Thursday, April 17, 2008

Personnel Dossier #1: Colonel Union

[this is the first of many character bios I've written for the game; later, I'll return and add character sheets and illustrations to each of them as time permits. -j]

Codename: n/a
Colonel Thomas Union
director of A.E.G.I.S.

Appearance: Tall, thin, and distinguished, with the grace and poise of a politician and the tough, wiry frame of an old soldier. Blue eyes with wire-rimmed spectacles. Hair is iron-gray and receding. Favors business suits in public; among comrades, tends to wear dress ungreens devoid of insignia.

Biography: The scion of an old and powerful Washington family, Thomas Union counted federal judges, diplomats, and Congressmen among his family and friends. He was born on the fast-track and stayed there, attending elite private schools and finally West Point, a decision that rankled some members of his family, who had expected him to take up the richer (and safer) career of a lawyer or lobbyist.
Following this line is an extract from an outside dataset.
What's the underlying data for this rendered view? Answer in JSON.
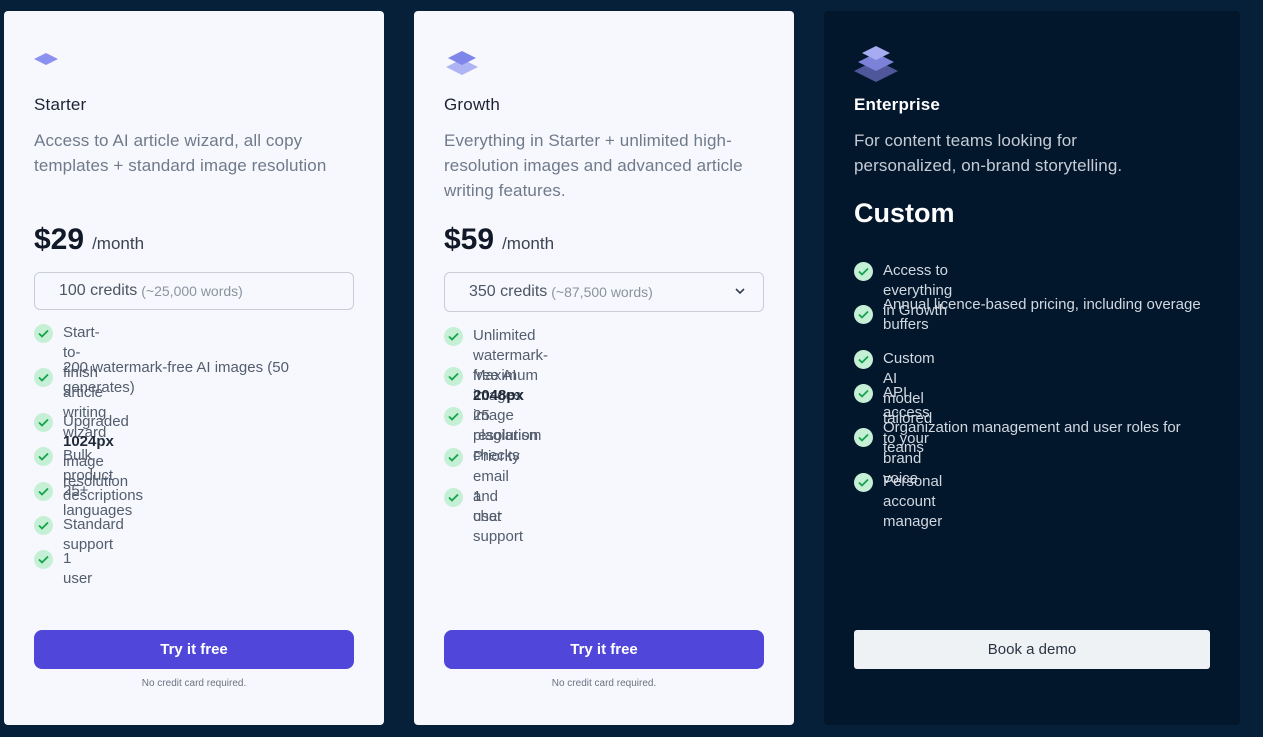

Entering the Army as an officer during the so-called "War on Terror," Union learned Arabic and volunteered repeatedly for front-line duty rather than let his family pull strings to secure him a safe assignment. Like many, he was dissatisfied with the lack of leadership and accountability among the Army brass during the protracted struggles in the Middle East, and vowed to find a better way. After many of his innovative ideas and tactics were shot down by his higher-ups, Union resigned his commission in disgust, returning to private life and marrying Caroline Dowd, daugher of a prominent Senator. However, unable and unwilling to simply drop his crusade, Union joined a prominent Washington foreign-policy think tank, venting his frustration by writing impassioned papers about the changing nature of 21st-century combat. When a new presidential administration took office, with the goal of rebuilding America's strained foreign relations and cooperating to establish an international anti-terrorism task force, Union was tapped to join the planning commission. His recommendations sparked controversy among the Washington establishment but won him the admiration of the President, who prevailed upon him to take a job as head of the new organization, now known as Allied Extra-Governmental Incursion Security, or AEGIS.

Skills and interests: Col. Union is a skilled military tactician and strategist, but with a politician's eye for the big picture that is often lacking in his peers. Despite his rarified upbringing he has a gift for commanding respect among people of disparate backgrounds and beliefs, as evidenced by the growing retinue of close personal friends that follow him from assignment to assignment. His upbringing has, however, left him with a taste for the finer things in life - opera, good food, art, and literature - and he tries to impress a similar love of the good life into his men.

Psych Profile: Thomas Union is by nature passionate, with strongly-held ideals, and has repeatedly demonstrated a willingness to follow those ideals wherever they lead, even when it results in conflict with his family or superiors. That passion is presumably what inspires his associates and followers, since Union is otherwise a private man in many respects, and appears to open up only to very close friends or to his wife. He has a documented knack for understanding other people's motivations, a skill that has proved useful in the counterterrorism business, but does not have the "common touch" per se - behavior analysis shows that he is much more likely to be found listening to Bizet in his office than watching the football game in the mess. Despite his upbringing and military background, Union appears to have little use for formality, which he considers a useless illusion, and encourages individual expression and unconventional thinking among his officers. He also takes risks with personnel, often going outside normal channels to find people with the talents he needs. These qualities appear to have served him and AEGIS well so far, but have also earned him enemies in high places, and may make him vulnerable if AEGIS's performance is ever called into question.

No comments: